What is needed:
Copy all lines below that use the word "Cube".

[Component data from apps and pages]
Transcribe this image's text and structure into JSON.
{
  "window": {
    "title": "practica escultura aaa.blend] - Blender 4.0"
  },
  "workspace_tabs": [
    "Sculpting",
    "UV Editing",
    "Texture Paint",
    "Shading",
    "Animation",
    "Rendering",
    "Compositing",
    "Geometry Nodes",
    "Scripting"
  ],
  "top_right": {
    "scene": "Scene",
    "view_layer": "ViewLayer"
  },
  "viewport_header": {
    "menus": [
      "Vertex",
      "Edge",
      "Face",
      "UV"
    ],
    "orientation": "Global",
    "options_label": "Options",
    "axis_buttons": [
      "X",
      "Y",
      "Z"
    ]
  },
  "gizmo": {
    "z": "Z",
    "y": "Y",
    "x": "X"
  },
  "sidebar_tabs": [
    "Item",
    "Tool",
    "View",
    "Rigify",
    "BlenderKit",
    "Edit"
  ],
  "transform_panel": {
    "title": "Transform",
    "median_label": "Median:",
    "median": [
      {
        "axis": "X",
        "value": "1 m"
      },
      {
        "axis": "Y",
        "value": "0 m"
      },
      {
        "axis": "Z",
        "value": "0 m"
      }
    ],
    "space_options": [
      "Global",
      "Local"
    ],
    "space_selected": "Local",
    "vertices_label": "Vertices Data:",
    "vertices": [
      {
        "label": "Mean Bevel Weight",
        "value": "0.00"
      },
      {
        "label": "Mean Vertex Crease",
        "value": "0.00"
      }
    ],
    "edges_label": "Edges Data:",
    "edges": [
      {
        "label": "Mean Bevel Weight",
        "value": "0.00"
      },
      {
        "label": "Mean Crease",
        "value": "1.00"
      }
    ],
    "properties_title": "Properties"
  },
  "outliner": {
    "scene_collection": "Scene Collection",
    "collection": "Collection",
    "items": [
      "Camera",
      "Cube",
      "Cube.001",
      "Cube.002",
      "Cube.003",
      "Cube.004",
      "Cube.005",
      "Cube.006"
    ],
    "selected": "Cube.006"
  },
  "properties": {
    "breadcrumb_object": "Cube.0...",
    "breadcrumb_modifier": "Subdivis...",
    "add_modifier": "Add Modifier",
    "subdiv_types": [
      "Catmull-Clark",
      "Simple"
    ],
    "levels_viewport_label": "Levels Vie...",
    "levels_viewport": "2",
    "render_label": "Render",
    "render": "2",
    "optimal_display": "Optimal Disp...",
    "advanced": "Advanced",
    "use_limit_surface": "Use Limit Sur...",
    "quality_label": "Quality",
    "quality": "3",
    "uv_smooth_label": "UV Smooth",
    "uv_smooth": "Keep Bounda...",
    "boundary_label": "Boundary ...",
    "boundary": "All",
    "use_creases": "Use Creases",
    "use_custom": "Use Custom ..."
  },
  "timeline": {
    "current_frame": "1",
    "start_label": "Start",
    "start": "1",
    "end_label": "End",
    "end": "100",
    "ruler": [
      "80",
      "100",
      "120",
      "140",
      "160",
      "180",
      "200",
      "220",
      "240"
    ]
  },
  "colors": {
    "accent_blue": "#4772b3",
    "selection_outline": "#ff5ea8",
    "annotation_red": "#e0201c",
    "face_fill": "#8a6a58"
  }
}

Response for this exercise:
      "Cube",
      "Cube.001",
      "Cube.002",
      "Cube.003",
      "Cube.004",
      "Cube.005",
      "Cube.006"
    "selected": "Cube.006"
    "breadcrumb_object": "Cube.0...",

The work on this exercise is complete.